SST converts your infrastructure code into a CloudFormation template using AWS CDK (more on this later). This is a description of the infrastructure that you are trying to configure as a part of your serverless project. In our case we’ll be describing Lambda functions, API Gateway endpoints, DynamoDB tables, S3 buckets, etc.

While you can configure this using the AWS console, you’ll need to do a whole lot of clicking around. It’s much better to configure our infrastructure programmatically.

This general pattern is called Infrastructure as code and it has some massive benefits. Firstly, it allows us to simply replicate our setup with a couple of simple commands. Secondly, it is not as error prone as doing it by hand. Additionally, describing our entire infrastructure as code allows us to create multiple environments with ease. For example, you can create a dev environment where you can make and test all your changes as you work on it. And this can be kept separate from your production environment that your users are interacting with.

AWS CloudFormation

To do this we are going to be using AWS CloudFormation. CloudFormation is an AWS service that takes a template (written in JSON or YAML), and provisions your resources based on that.

How CloudFormation works

It creates a CloudFormation stack from the submitted template, and that stack is directly tied to the resources that have been created. So if you remove the stack, the services that it created will be removed as well.

As an example, here is what the CloudFormation template for a DynamoDB table looks like.

    Type: AWS::DynamoDB::Table
      TableName: ${self:custom.tableName}
        - AttributeName: userId
          AttributeType: S
        - AttributeName: noteId
          AttributeType: S
        - AttributeName: userId
          KeyType: HASH
        - AttributeName: noteId
          KeyType: RANGE
      BillingMode: PAY_PER_REQUEST

Problems with CloudFormation

CloudFormation is great for defining your AWS resources. However it has a few major drawbacks.

In a CloudFormation template you need to define all the resources that your app needs. This includes quite a large number of minor resources that you won’t be directly interacting with.
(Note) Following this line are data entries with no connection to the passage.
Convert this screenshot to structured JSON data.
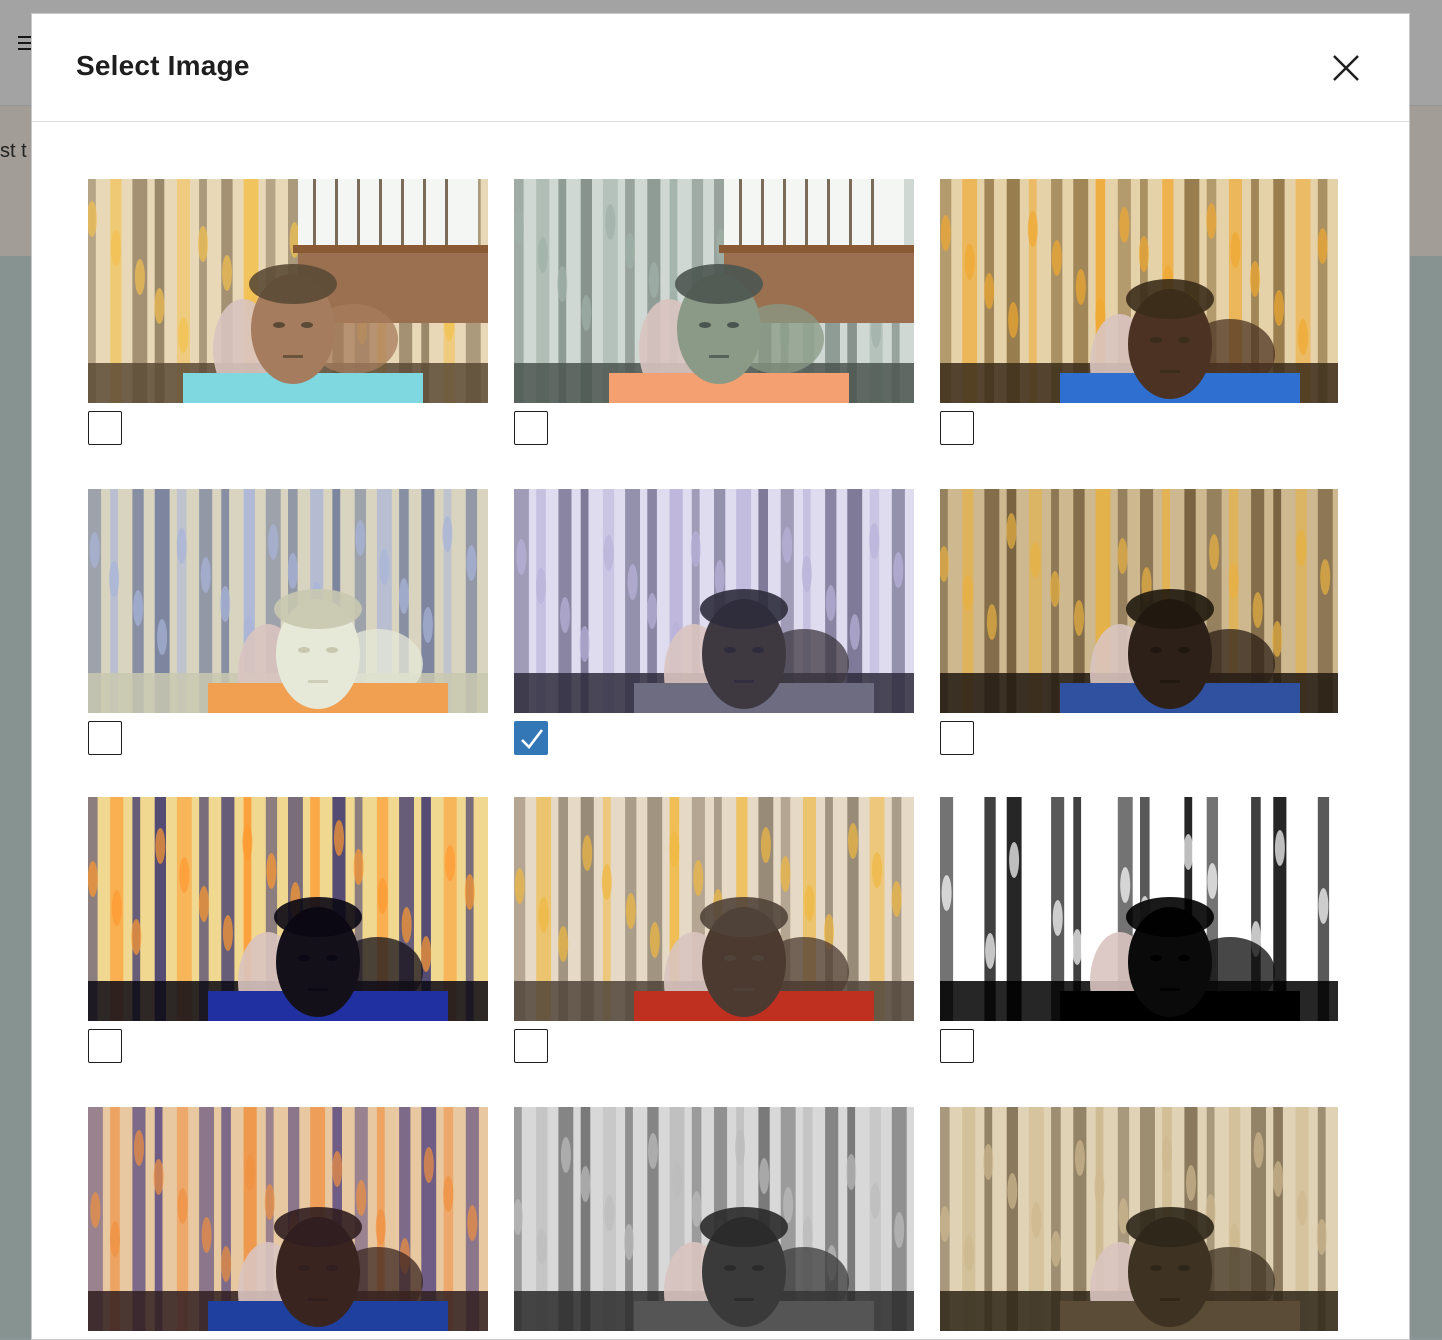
{
  "background": {
    "banner_text": "st t"
  },
  "dialog": {
    "title": "Select Image",
    "close_icon": "close-icon"
  },
  "images": [
    {
      "filter": "original",
      "checked": false,
      "curtain": "window"
    },
    {
      "filter": "cool-tint",
      "checked": false,
      "curtain": "window"
    },
    {
      "filter": "warm",
      "checked": false,
      "curtain": "curtain"
    },
    {
      "filter": "invert",
      "checked": false,
      "curtain": "curtain"
    },
    {
      "filter": "blue-tint",
      "checked": true,
      "curtain": "curtain"
    },
    {
      "filter": "dark",
      "checked": false,
      "curtain": "curtain"
    },
    {
      "filter": "high-contrast",
      "checked": false,
      "curtain": "curtain"
    },
    {
      "filter": "natural",
      "checked": false,
      "curtain": "curtain"
    },
    {
      "filter": "threshold",
      "checked": false,
      "curtain": "curtain"
    },
    {
      "filter": "saturated",
      "checked": false,
      "curtain": "curtain"
    },
    {
      "filter": "grayscale",
      "checked": false,
      "curtain": "curtain"
    },
    {
      "filter": "sepia",
      "checked": false,
      "curtain": "curtain"
    }
  ],
  "colors": {
    "checkbox_checked": "#3477b6",
    "title": "#1e1e1e"
  }
}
So your templates can easily be a few hundred lines long.

YAML and JSON are easy to get started with. But it can be really hard to maintain large CloudFormation templates. And since these are just simple definition files, it makes it hard to reuse and compose them.
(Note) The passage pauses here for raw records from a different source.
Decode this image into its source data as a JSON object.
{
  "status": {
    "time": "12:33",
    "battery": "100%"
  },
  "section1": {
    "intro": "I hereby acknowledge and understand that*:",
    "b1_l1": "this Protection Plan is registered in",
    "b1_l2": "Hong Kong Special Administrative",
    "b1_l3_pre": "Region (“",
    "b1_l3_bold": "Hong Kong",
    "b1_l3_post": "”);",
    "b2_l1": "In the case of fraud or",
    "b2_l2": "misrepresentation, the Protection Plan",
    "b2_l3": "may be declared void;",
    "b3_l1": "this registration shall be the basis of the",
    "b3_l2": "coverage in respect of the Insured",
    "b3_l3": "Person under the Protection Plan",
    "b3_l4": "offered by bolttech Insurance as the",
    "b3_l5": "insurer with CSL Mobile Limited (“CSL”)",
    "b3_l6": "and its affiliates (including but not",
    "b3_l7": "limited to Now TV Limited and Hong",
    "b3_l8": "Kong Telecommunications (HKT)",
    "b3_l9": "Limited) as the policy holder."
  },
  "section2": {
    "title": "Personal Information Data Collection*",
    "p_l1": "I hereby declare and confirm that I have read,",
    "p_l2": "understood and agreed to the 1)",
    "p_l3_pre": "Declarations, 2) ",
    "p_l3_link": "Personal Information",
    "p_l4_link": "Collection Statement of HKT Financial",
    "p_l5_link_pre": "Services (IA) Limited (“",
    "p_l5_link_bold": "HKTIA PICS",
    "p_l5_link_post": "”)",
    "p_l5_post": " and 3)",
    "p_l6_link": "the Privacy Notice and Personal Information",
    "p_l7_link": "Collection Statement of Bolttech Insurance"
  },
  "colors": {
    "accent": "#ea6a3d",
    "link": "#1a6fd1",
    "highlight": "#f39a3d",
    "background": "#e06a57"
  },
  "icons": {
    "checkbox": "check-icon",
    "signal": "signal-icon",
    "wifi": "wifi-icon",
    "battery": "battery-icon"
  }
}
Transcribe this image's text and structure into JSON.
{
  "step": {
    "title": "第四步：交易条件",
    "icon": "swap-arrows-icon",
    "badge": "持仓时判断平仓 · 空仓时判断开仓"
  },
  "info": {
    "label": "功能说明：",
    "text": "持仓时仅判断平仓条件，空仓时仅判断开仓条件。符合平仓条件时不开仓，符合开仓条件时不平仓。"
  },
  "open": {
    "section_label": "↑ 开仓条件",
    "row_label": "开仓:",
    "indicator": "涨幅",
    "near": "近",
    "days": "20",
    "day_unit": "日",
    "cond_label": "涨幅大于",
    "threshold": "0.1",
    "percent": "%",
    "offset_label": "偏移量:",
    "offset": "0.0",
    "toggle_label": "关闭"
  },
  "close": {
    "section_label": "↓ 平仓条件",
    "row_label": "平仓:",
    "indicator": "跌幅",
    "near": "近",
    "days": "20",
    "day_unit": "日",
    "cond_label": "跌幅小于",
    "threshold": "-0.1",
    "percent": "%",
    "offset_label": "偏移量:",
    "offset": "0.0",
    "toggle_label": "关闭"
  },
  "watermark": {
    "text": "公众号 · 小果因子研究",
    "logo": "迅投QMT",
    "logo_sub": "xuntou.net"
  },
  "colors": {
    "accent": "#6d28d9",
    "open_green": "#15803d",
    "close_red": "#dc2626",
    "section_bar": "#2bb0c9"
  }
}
Finally, the learning curve for CloudFormation templates can be really steep. You’ll find yourself constantly looking at the documentation to figure out how to define your resources.
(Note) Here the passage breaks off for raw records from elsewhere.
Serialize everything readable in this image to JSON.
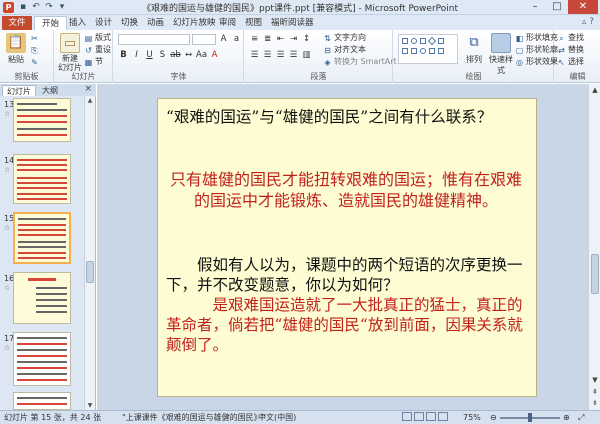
{
  "window": {
    "title": "《艰难的国运与雄健的国民》ppt课件.ppt [兼容模式] - Microsoft PowerPoint"
  },
  "tabs": [
    "文件",
    "开始",
    "插入",
    "设计",
    "切换",
    "动画",
    "幻灯片放映",
    "审阅",
    "视图",
    "福昕阅读器"
  ],
  "ribbon": {
    "paste": "粘贴",
    "cut": "剪切",
    "copy": "复制",
    "format_painter": "格式刷",
    "new_slide": "新建\n幻灯片",
    "layout": "版式",
    "reset": "重设",
    "section": "节",
    "text_direction": "文字方向",
    "align_text": "对齐文本",
    "smartart": "转换为 SmartArt",
    "arrange": "排列",
    "quick_styles": "快速样式",
    "shape_fill": "形状填充",
    "shape_outline": "形状轮廓",
    "shape_effects": "形状效果",
    "find": "查找",
    "replace": "替换",
    "select": "选择",
    "groups": {
      "clipboard": "剪贴板",
      "slides": "幻灯片",
      "font": "字体",
      "paragraph": "段落",
      "drawing": "绘图",
      "editing": "编辑"
    }
  },
  "panel": {
    "tab_slides": "幻灯片",
    "tab_outline": "大纲",
    "close": "×",
    "thumbs": [
      {
        "num": "13"
      },
      {
        "num": "14"
      },
      {
        "num": "15"
      },
      {
        "num": "16"
      },
      {
        "num": "17"
      }
    ]
  },
  "slide": {
    "question": "“艰难的国运”与“雄健的国民”之间有什么联系？",
    "answer1": "只有雄健的国民才能扭转艰难的国运；惟有在艰难的国运中才能锻炼、造就国民的雄健精神。",
    "question2": "假如有人以为，课题中的两个短语的次序更换一下，并不改变题意，你以为如何？",
    "answer2": "是艰难国运造就了一大批真正的猛士，真正的革命者，倘若把“雄健的国民“放到前面，因果关系就颠倒了。"
  },
  "status": {
    "slide_info": "幻灯片 第 15 张，共 24 张",
    "theme": "\"上课课件《艰难的国运与雄健的国民》\"",
    "language": "中文(中国)",
    "zoom": "75%"
  }
}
Introducing AWS CDK

To fix these issues, AWS launched the AWS CDK project back in August 2018. It allows you to use modern programming languages like JavaScript or Python, instead of YAML or JSON. We’ll be using CDK in the coming chapters. So let’s take a quick look at how it works.